Ohazurike, practicing at Oncology and Pathologist Studies Unit, Lagos University Teaching Hospital (LUTH), Idi-Araba, Lagos, Wednesday told the News Agency of Nigeria (NAN) that the establishment of PBCRs would help at reducing the burden of cancer.

He said population-based cancer registries sought to collect data on all new cases of cancer occurring in a well-defined population multiple sources.

According to him, an effective population-based cancer registry would also help drive the success of the country’s National Cancer Control Programme.

He noted that current cancer registries were hospital-based which maintain data on all patients diagnosed and treated for cancer at a particular facility.

Ohazurike, however, said that widespread ignorance about cancer and the efficacy of medical treatments among many had led to an over-reliance on traditional and alternative remedies for cancer treatment.

He said community members without access to hospital care or who seek treatment outside the hospital , will not be counted in hospital-based registries.

“We need data; what we have as a cancer registry is hospital-based, we need an effective population-based cancer registry.

“Someone might be in a hospital being treated for ovarian cancer, another might be in a trado-medical home receiving treatment for cervical cancer, and nobody will know.

“It is difficult to capture because we don’t have a structure that says when you see something like this, take to this place. People just do what they like.

“An effective population-based cancer registry will give a clearer picture of the types of cancer, where they are occurring, and among which populations and communities they are most prevalent,” he said.

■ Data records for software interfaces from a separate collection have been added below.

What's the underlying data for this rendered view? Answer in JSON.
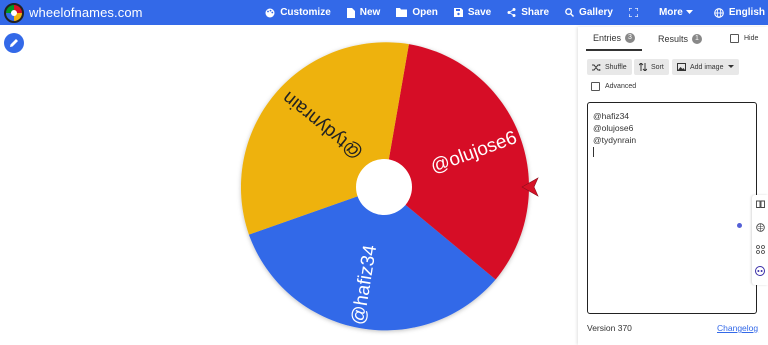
{
  "brand": {
    "name": "wheelofnames.com"
  },
  "nav": [
    {
      "key": "customize",
      "label": "Customize",
      "icon": "palette-icon"
    },
    {
      "key": "new",
      "label": "New",
      "icon": "file-icon"
    },
    {
      "key": "open",
      "label": "Open",
      "icon": "folder-icon"
    },
    {
      "key": "save",
      "label": "Save",
      "icon": "floppy-icon"
    },
    {
      "key": "share",
      "label": "Share",
      "icon": "share-icon"
    },
    {
      "key": "gallery",
      "label": "Gallery",
      "icon": "search-icon"
    },
    {
      "key": "fullscreen",
      "label": "",
      "icon": "fullscreen-icon"
    },
    {
      "key": "more",
      "label": "More",
      "icon": "chevron-down-icon"
    },
    {
      "key": "language",
      "label": "English",
      "icon": "globe-icon"
    }
  ],
  "wheel": {
    "segments": [
      {
        "label": "@hafiz34",
        "color": "#3369e8"
      },
      {
        "label": "@olujose6",
        "color": "#d61126"
      },
      {
        "label": "@tydynrain",
        "color": "#eeb211"
      }
    ],
    "pointer_color": "#d61126"
  },
  "panel": {
    "tabs": {
      "entries": {
        "label": "Entries",
        "count": "3"
      },
      "results": {
        "label": "Results",
        "count": "1"
      }
    },
    "hide_label": "Hide",
    "buttons": {
      "shuffle": "Shuffle",
      "sort": "Sort",
      "add_image": "Add image"
    },
    "advanced_label": "Advanced",
    "entries_text": [
      "@hafiz34",
      "@olujose6",
      "@tydynrain"
    ],
    "version": "Version 370",
    "changelog": "Changelog"
  },
  "colors": {
    "topbar": "#3369e8",
    "link": "#3369e8"
  }
}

He explained that updated, accurate and comprehensive data was crucial to understanding cancer, its treatment and rate of survival.

Ohazurike called for increased and sensitisation about the prevention of cancers among the populace.

The Consultant Obstetrician and Gynecologist said most cancers don’t have a cause, noting that for cancer to exist, it must be either genetic predisposition or genetic abnormalities acquired from the environment.

He advised the people to improve health-seeking behaviour; reduce risk of environment induced cancer by lessening exposure to pollution and radiation; as well as maintaining good diets.